On the 4th of August, the Government passed what were probably the most radical reforms around renting in New Zealand since the inception of the Residential Tenancies Act (RTA) back in 1986. This will change the face of renting in New Zealand as the level of compliance has increased for landlords whilst increasing the rights of tenants.
Probably the most controversial of the changes is the removal of the 90-day no-cause termination. Historically, a landlord was free to end a tenancy without giving the tenant a reason. Why is this so controversial?
Many landlords feel that this was an easy way to remove anti-social and problematic tenants without the ordeal of having to go to the Tenancy Tribunal. On the other hand, tenants often argue that they are afraid to raise issues with landlords in fear of retribution. If a tenant puts too many demands on a landlord, they may run the risk of being served notice and this means that many tenants put up with maintenance issues rather than complain. The reality is that tenants are protected under section 54 of the RTA which allows them to apply to Tribunal if the termination notice has been served as a retaliatory notice. There are significant fines under the RTA for such behaviour.

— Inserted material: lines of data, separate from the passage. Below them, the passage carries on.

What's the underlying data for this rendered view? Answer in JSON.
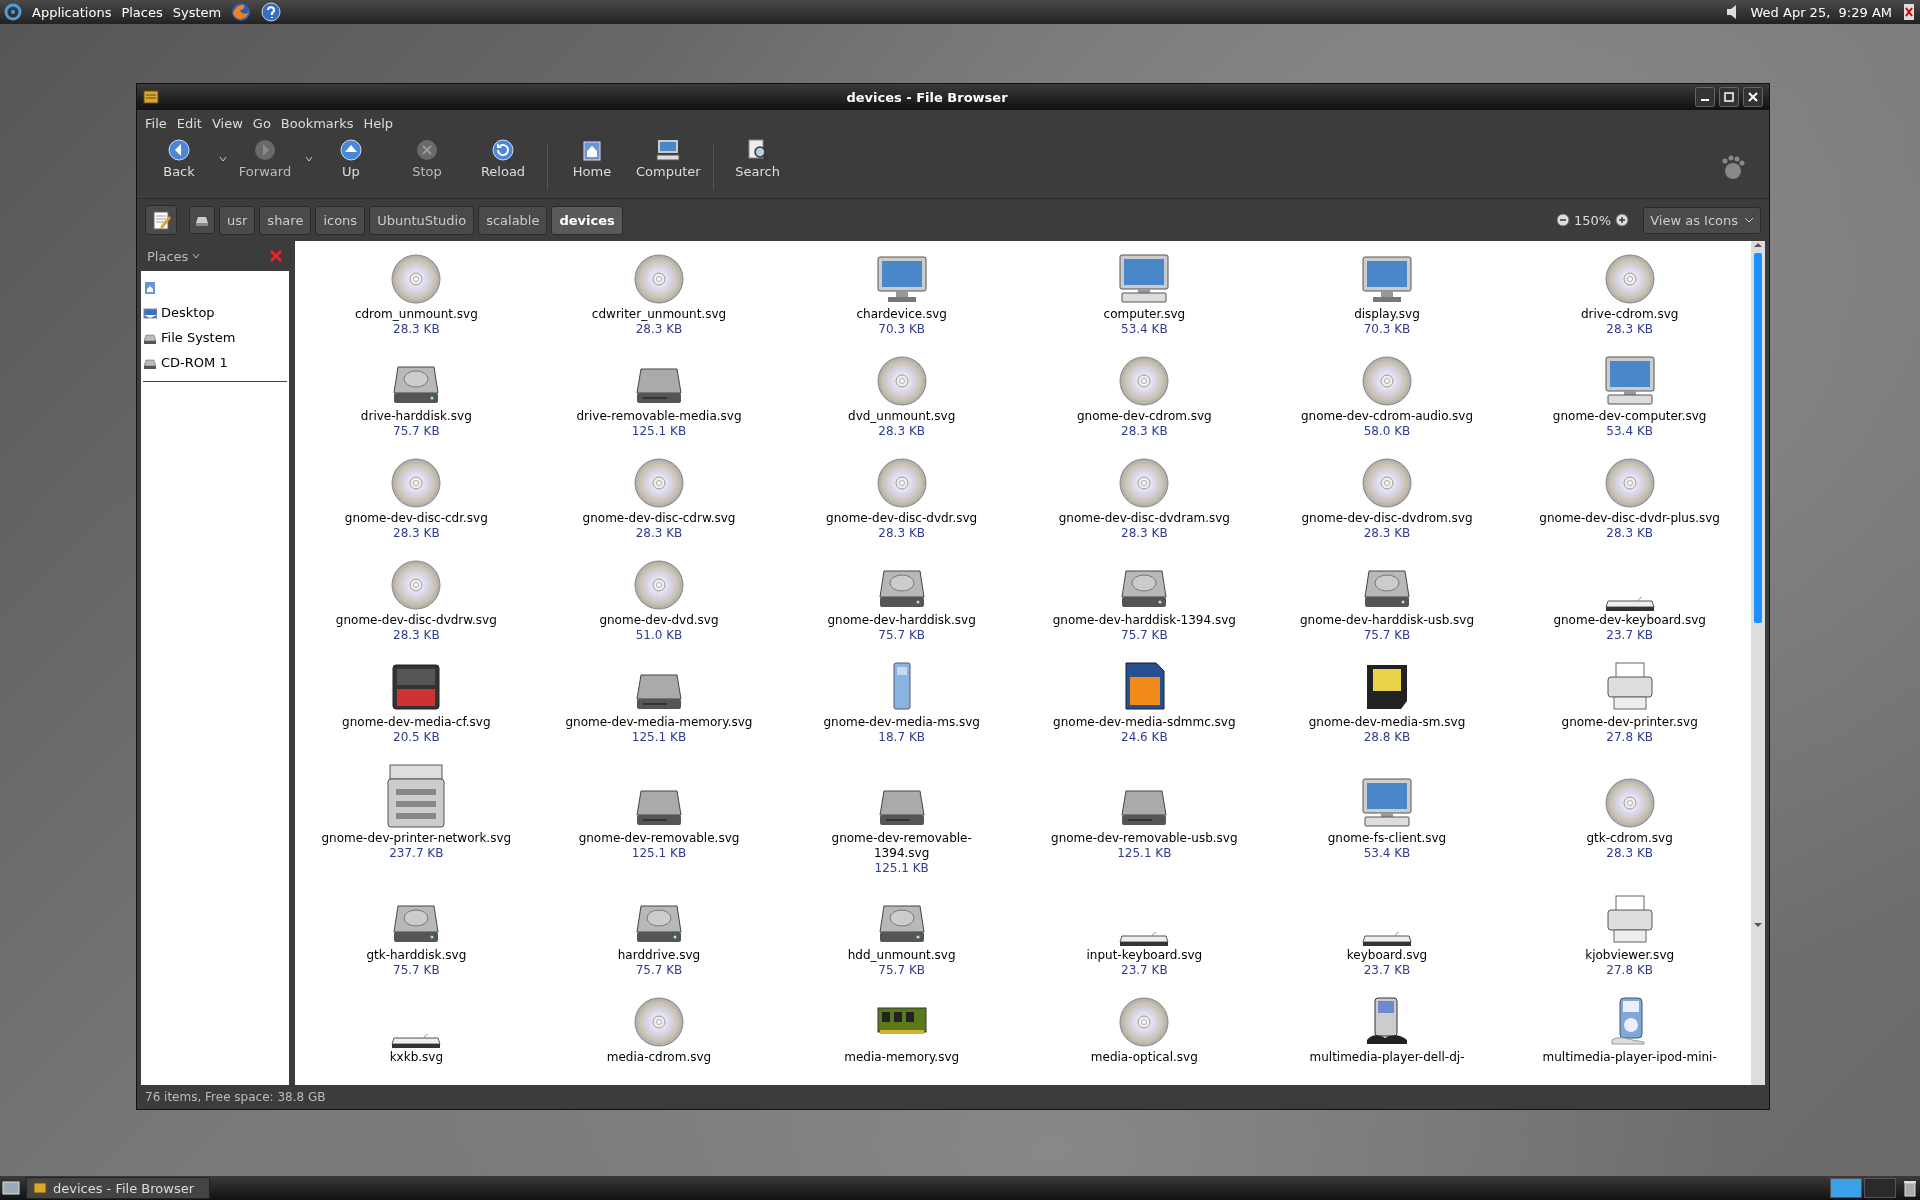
{
  "top_panel": {
    "menus": [
      "Applications",
      "Places",
      "System"
    ],
    "clock": "Wed Apr 25,  9:29 AM"
  },
  "window": {
    "title": "devices - File Browser",
    "menubar": [
      "File",
      "Edit",
      "View",
      "Go",
      "Bookmarks",
      "Help"
    ],
    "toolbar": [
      {
        "label": "Back",
        "disabled": false,
        "dropdown": true
      },
      {
        "label": "Forward",
        "disabled": true,
        "dropdown": true
      },
      {
        "label": "Up",
        "disabled": false,
        "dropdown": false
      },
      {
        "label": "Stop",
        "disabled": true,
        "dropdown": false
      },
      {
        "label": "Reload",
        "disabled": false,
        "dropdown": false
      },
      {
        "label": "Home",
        "disabled": false,
        "dropdown": false
      },
      {
        "label": "Computer",
        "disabled": false,
        "dropdown": false
      },
      {
        "label": "Search",
        "disabled": false,
        "dropdown": false
      }
    ],
    "path": [
      {
        "label": "usr",
        "selected": false
      },
      {
        "label": "share",
        "selected": false
      },
      {
        "label": "icons",
        "selected": false
      },
      {
        "label": "UbuntuStudio",
        "selected": false
      },
      {
        "label": "scalable",
        "selected": false
      },
      {
        "label": "devices",
        "selected": true
      }
    ],
    "zoom": "150%",
    "view_mode": "View as Icons",
    "sidebar": {
      "title": "Places",
      "items": [
        {
          "label": "Desktop"
        },
        {
          "label": "File System"
        },
        {
          "label": "CD-ROM 1"
        }
      ]
    },
    "files": [
      {
        "name": "cdrom_unmount.svg",
        "size": "28.3 KB",
        "kind": "disc"
      },
      {
        "name": "cdwriter_unmount.svg",
        "size": "28.3 KB",
        "kind": "disc"
      },
      {
        "name": "chardevice.svg",
        "size": "70.3 KB",
        "kind": "monitor"
      },
      {
        "name": "computer.svg",
        "size": "53.4 KB",
        "kind": "computer"
      },
      {
        "name": "display.svg",
        "size": "70.3 KB",
        "kind": "monitor"
      },
      {
        "name": "drive-cdrom.svg",
        "size": "28.3 KB",
        "kind": "disc"
      },
      {
        "name": "drive-harddisk.svg",
        "size": "75.7 KB",
        "kind": "harddisk"
      },
      {
        "name": "drive-removable-media.svg",
        "size": "125.1 KB",
        "kind": "removable"
      },
      {
        "name": "dvd_unmount.svg",
        "size": "28.3 KB",
        "kind": "disc"
      },
      {
        "name": "gnome-dev-cdrom.svg",
        "size": "28.3 KB",
        "kind": "disc"
      },
      {
        "name": "gnome-dev-cdrom-audio.svg",
        "size": "58.0 KB",
        "kind": "disc"
      },
      {
        "name": "gnome-dev-computer.svg",
        "size": "53.4 KB",
        "kind": "computer"
      },
      {
        "name": "gnome-dev-disc-cdr.svg",
        "size": "28.3 KB",
        "kind": "disc"
      },
      {
        "name": "gnome-dev-disc-cdrw.svg",
        "size": "28.3 KB",
        "kind": "disc"
      },
      {
        "name": "gnome-dev-disc-dvdr.svg",
        "size": "28.3 KB",
        "kind": "disc"
      },
      {
        "name": "gnome-dev-disc-dvdram.svg",
        "size": "28.3 KB",
        "kind": "disc"
      },
      {
        "name": "gnome-dev-disc-dvdrom.svg",
        "size": "28.3 KB",
        "kind": "disc"
      },
      {
        "name": "gnome-dev-disc-dvdr-plus.svg",
        "size": "28.3 KB",
        "kind": "disc"
      },
      {
        "name": "gnome-dev-disc-dvdrw.svg",
        "size": "28.3 KB",
        "kind": "disc"
      },
      {
        "name": "gnome-dev-dvd.svg",
        "size": "51.0 KB",
        "kind": "disc"
      },
      {
        "name": "gnome-dev-harddisk.svg",
        "size": "75.7 KB",
        "kind": "harddisk"
      },
      {
        "name": "gnome-dev-harddisk-1394.svg",
        "size": "75.7 KB",
        "kind": "harddisk"
      },
      {
        "name": "gnome-dev-harddisk-usb.svg",
        "size": "75.7 KB",
        "kind": "harddisk"
      },
      {
        "name": "gnome-dev-keyboard.svg",
        "size": "23.7 KB",
        "kind": "keyboard"
      },
      {
        "name": "gnome-dev-media-cf.svg",
        "size": "20.5 KB",
        "kind": "cf"
      },
      {
        "name": "gnome-dev-media-memory.svg",
        "size": "125.1 KB",
        "kind": "removable"
      },
      {
        "name": "gnome-dev-media-ms.svg",
        "size": "18.7 KB",
        "kind": "ms"
      },
      {
        "name": "gnome-dev-media-sdmmc.svg",
        "size": "24.6 KB",
        "kind": "sd"
      },
      {
        "name": "gnome-dev-media-sm.svg",
        "size": "28.8 KB",
        "kind": "sm"
      },
      {
        "name": "gnome-dev-printer.svg",
        "size": "27.8 KB",
        "kind": "printer"
      },
      {
        "name": "gnome-dev-printer-network.svg",
        "size": "237.7 KB",
        "kind": "netprinter"
      },
      {
        "name": "gnome-dev-removable.svg",
        "size": "125.1 KB",
        "kind": "removable"
      },
      {
        "name": "gnome-dev-removable-1394.svg",
        "size": "125.1 KB",
        "kind": "removable"
      },
      {
        "name": "gnome-dev-removable-usb.svg",
        "size": "125.1 KB",
        "kind": "removable"
      },
      {
        "name": "gnome-fs-client.svg",
        "size": "53.4 KB",
        "kind": "computer"
      },
      {
        "name": "gtk-cdrom.svg",
        "size": "28.3 KB",
        "kind": "disc"
      },
      {
        "name": "gtk-harddisk.svg",
        "size": "75.7 KB",
        "kind": "harddisk"
      },
      {
        "name": "harddrive.svg",
        "size": "75.7 KB",
        "kind": "harddisk"
      },
      {
        "name": "hdd_unmount.svg",
        "size": "75.7 KB",
        "kind": "harddisk"
      },
      {
        "name": "input-keyboard.svg",
        "size": "23.7 KB",
        "kind": "keyboard"
      },
      {
        "name": "keyboard.svg",
        "size": "23.7 KB",
        "kind": "keyboard"
      },
      {
        "name": "kjobviewer.svg",
        "size": "27.8 KB",
        "kind": "printer"
      },
      {
        "name": "kxkb.svg",
        "kind": "keyboard"
      },
      {
        "name": "media-cdrom.svg",
        "kind": "disc"
      },
      {
        "name": "media-memory.svg",
        "kind": "memory"
      },
      {
        "name": "media-optical.svg",
        "kind": "disc"
      },
      {
        "name": "multimedia-player-dell-dj-",
        "kind": "player"
      },
      {
        "name": "multimedia-player-ipod-mini-",
        "kind": "ipod"
      }
    ],
    "status": "76 items, Free space: 38.8 GB"
  },
  "taskbar": {
    "windows": [
      {
        "label": "devices - File Browser"
      }
    ],
    "workspaces": [
      {
        "selected": true
      },
      {
        "selected": false
      }
    ]
  }
}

However, there is much more within the Amendment Bill that landlords need to be fully aware of.
- There are more exemplary damages meaning greater potential penalties for landlords for non-compliance.
- There are fines and infringement penalties which increase if you have six or more tenancies.
- Landlords are no longer going to be allowed to encourage or invite rent bidding
- Rent increases will be limited to once a year.
- Landlords will not be able to withhold requests from tenants to instal fixtures and fittings.
- There are changes to timeframes for giving notice, and landlords must have a valid reason to end a tenancy or apply to the Tribunal.
- Landlords must permit and facilitate the installation of fibre connections if it is possible to do so.
- If there is an anti-social tenant who you want to evict, you have to go through a rigorous process of proof through the Tribunal
- The amount of jurisdiction the Tribunal has is increasing. The Tribunal could make rulings on cases up to $50,000 but that will increase to $100,000. Previously, anything over $50,000 went directly to the District Court
- Successful parties in Tenancy Tribunal can now have their names suppressed
- The Tenancy Compliance and Investigation Team have greater powers and landlords will have to increase the level of documentation that they have to retain if audited
On top of these changes, landlords currently need to get their rental properties ready so they are compliant with the Healthy Homes Standards; the first deadline is approaching in July 2021. In short, the rules have changed significantly and being a landlord has never been more complex.
In light of the changes that the rental sector is facing, Tommy’s Property Management will be launching a monthly webinar series to explain the rights and responsibilities of all parties involved. We firmly believe that education is paramount to providing a successful service and as such, we are committed to ensuring that both landlords and tenants have a better understanding of their rights and obligations.
Our first webinar will be about the Residential Tenancies Amendment Bill which will be hosted by our expert and General Manager David Faulkner. David will inform you about the changes occurring as a result of the Bill and then will be taking questions from webinar attendees.